Replace feeding tubes frequently

Single use nasogastric feeding tubes are not made to withstand boiling or steam sterilisation which makes them difficult to clean properly. Disposable tubes should therefore be replaced frequently with new. In their fact sheet, the Royal Women’s Hospital, Australia advise replacing tubes (and the syringes used to flush them out) every 24 hours 3. Canadian paediatrician Jack Newman discusses that with careful washing, tubes may be reused for a few days 4.

Cleaning the feeding tube

Rinsing and cleaning tubes quickly after use will remove any milk residue before milk can start to dry in the supply line. Precise cleaning instructions for feeding tubes vary slightly between practitioners. Instructions include:

  1. Push cool boiled water through the feeding tube with a 5ml or 10ml syringe in the end-cap straight after use and repeat several times as needed 5. Warm water for the initial rinse could cause the milk to curdle and stick to the inside of the tubing making cleaning more difficult.
  2. After thoroughly rinsing with cold water, some recommendations advocate flushing the tubes with hot soapy water and then rinsing thoroughly 6 7.
  3. After washing, shaking the tubes (e.g. making a lasso action with the tube) can remove most of the water inside. They can then be left to dry (Newman, 2009) or stored in a clean sealed container in the fridge.

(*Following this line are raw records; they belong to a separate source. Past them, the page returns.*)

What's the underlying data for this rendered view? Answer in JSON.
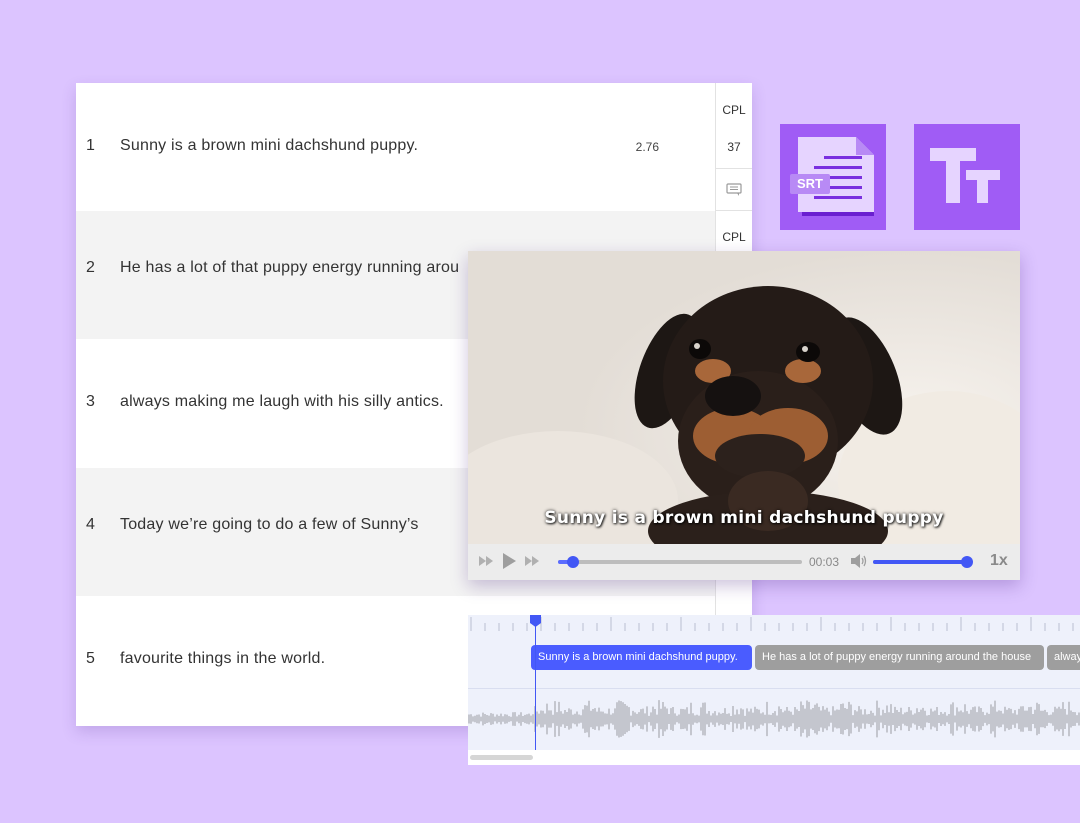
{
  "subtitle_list": {
    "rows": [
      {
        "number": "1",
        "text": "Sunny is a brown mini dachshund puppy.",
        "duration": "2.76"
      },
      {
        "number": "2",
        "text": "He has a lot of that puppy energy running arou"
      },
      {
        "number": "3",
        "text": "always making me laugh with his silly antics."
      },
      {
        "number": "4",
        "text": "Today we’re going to do a few of Sunny’s"
      },
      {
        "number": "5",
        "text": "favourite things in the world."
      }
    ],
    "side": {
      "cpl_label": "CPL",
      "cpl_value": "37",
      "cpl_label_2": "CPL"
    }
  },
  "icons": {
    "srt_label": "SRT",
    "text_tool_icon": "text-size-icon"
  },
  "player": {
    "caption": "Sunny is a brown mini dachshund puppy",
    "timecode": "00:03",
    "speed": "1x",
    "progress_percent": 6,
    "volume_percent": 100
  },
  "timeline": {
    "blocks": [
      {
        "text": "Sunny is a brown mini dachshund puppy.",
        "state": "active"
      },
      {
        "text": "He has a lot of puppy energy running around the house",
        "state": "inactive"
      },
      {
        "text": "alway",
        "state": "inactive"
      }
    ]
  },
  "colors": {
    "background": "#dcc4ff",
    "accent": "#4a5cff",
    "tile": "#a05cf5"
  }
}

See below for cleaning information from the Royal Women’s Hospital fact sheet, and Counseling the Nursing Mother:

After 24 hours the tube and syringe must be discarded. A new tube and syringe must then be used for the next 24 hours.

As soon as the feed is finished the tubing must be cleaned to avoid milk drying in the tubing and to prevent growth of bacteria:

  • Use a 10ml syringe to flush 10mls of cooled boiled water through the tube.
  • Flush the tube at least 3 times, or more if there is any milk residue visible in the tube.
  • Store the cleaned tube in a sealed clean container or plastic bag in the refrigerator until next use.

After every use the tubing needs to be flushed with cold water, washed with hot soapy water, and then rinsed with clear water.

For cleaning information for tubes supplied with a commercial supplementer—always check the manufacturer’s instructions.



A homemade supplemental nursing system can be used as a way to give your baby supplemental milk at the breast or via finger feeding. It is an alternative to cup feeding, or using a bottle. However it is not suitable for all babies. A supplemental nursing system has a number of disadvantages as well as advantages and is best used under the supervision of an IBCLC lactation consultant or other health professional. This article should be read in conjunction with Breastfeeding With a Supplemental Nursing System.